In the data below, count every line that holds the string "platforms" and reply with the number alone.

Segment Start: Data records

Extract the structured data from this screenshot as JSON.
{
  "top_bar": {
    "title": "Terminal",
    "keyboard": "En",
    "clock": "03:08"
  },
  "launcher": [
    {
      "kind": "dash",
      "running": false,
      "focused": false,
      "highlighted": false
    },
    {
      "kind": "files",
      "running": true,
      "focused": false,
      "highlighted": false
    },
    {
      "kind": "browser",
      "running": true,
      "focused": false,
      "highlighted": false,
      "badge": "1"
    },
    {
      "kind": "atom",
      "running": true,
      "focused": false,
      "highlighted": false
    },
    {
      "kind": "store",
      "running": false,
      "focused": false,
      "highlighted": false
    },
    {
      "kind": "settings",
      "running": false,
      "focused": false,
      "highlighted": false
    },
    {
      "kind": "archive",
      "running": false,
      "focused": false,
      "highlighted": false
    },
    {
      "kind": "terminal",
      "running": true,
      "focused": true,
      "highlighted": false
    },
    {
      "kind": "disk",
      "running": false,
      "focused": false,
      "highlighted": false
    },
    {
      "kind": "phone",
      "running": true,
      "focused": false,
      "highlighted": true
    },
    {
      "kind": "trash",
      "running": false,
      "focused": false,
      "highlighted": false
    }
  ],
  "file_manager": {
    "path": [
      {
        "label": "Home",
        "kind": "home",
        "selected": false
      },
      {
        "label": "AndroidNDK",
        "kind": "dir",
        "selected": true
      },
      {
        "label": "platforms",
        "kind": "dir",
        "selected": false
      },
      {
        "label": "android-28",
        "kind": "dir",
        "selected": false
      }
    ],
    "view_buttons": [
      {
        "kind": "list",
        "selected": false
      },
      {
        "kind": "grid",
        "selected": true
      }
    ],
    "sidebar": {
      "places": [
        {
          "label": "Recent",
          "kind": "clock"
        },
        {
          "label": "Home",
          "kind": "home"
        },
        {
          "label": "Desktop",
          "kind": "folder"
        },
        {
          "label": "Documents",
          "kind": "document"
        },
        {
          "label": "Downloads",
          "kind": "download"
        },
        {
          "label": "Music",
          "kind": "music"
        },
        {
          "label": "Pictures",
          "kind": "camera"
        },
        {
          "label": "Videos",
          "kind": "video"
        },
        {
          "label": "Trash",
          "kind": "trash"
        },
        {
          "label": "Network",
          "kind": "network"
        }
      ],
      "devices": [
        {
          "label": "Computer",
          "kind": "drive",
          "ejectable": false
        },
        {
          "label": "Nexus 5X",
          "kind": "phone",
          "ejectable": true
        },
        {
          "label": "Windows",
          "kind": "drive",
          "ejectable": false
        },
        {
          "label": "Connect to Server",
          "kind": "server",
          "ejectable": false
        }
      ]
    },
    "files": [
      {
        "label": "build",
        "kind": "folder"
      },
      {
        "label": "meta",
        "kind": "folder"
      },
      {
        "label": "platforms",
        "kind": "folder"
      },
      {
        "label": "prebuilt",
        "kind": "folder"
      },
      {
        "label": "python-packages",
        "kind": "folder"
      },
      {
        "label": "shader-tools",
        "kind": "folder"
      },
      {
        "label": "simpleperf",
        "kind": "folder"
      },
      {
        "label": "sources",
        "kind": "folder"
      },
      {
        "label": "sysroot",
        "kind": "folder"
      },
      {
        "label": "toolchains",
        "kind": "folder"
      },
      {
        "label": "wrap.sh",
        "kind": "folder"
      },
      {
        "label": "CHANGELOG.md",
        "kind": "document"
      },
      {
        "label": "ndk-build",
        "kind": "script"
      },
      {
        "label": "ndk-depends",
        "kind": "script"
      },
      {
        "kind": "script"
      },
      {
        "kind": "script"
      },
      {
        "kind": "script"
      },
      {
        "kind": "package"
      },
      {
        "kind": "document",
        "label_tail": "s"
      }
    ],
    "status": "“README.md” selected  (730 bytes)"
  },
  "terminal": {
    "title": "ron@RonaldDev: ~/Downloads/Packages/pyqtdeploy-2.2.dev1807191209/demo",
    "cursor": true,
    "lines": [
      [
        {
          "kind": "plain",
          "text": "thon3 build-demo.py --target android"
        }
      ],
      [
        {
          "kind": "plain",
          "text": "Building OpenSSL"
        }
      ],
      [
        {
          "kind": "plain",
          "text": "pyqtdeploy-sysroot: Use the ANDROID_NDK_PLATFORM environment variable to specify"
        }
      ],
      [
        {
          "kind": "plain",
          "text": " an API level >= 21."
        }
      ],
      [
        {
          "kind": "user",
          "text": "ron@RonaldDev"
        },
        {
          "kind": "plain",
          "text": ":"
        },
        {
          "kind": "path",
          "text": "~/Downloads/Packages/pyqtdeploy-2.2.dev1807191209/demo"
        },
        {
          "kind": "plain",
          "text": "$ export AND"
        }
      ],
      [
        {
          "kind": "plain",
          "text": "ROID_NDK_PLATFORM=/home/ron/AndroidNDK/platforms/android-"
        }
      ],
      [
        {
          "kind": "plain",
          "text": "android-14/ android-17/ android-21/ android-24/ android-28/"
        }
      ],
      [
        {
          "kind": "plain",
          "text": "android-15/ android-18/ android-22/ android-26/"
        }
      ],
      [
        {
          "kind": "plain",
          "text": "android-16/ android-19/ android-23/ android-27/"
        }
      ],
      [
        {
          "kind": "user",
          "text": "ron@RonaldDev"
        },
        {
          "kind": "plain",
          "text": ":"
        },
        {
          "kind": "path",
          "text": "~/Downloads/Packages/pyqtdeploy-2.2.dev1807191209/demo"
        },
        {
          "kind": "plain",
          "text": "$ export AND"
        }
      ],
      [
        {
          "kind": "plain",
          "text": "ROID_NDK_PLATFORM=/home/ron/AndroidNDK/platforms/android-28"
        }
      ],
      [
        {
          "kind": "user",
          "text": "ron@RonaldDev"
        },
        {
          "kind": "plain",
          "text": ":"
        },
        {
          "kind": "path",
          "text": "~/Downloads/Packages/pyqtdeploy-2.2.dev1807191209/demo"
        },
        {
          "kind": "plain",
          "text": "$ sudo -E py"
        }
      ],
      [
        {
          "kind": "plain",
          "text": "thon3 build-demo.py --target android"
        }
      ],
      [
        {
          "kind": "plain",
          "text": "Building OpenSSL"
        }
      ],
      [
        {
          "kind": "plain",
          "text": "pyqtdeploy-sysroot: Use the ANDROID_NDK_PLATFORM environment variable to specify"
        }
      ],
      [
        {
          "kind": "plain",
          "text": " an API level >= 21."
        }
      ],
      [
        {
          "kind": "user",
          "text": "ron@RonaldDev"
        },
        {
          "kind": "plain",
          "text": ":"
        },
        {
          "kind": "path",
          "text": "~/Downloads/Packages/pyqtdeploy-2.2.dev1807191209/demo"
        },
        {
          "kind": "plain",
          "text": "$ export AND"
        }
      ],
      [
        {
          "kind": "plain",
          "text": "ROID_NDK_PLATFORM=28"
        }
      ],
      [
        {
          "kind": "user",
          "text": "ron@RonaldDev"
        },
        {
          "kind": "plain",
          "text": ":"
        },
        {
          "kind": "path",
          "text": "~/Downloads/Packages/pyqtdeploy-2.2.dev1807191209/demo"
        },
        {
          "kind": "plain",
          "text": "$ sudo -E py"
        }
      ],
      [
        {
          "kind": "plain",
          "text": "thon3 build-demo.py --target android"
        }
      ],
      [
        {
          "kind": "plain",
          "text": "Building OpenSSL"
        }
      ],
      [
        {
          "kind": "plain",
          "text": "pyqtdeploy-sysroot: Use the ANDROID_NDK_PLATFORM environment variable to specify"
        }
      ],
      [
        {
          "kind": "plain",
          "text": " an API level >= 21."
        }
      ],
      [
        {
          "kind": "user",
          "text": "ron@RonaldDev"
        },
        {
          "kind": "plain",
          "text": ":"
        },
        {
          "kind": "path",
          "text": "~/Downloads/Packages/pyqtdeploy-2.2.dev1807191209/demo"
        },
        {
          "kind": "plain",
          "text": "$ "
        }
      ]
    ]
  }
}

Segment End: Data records

> Answer to the exercise
4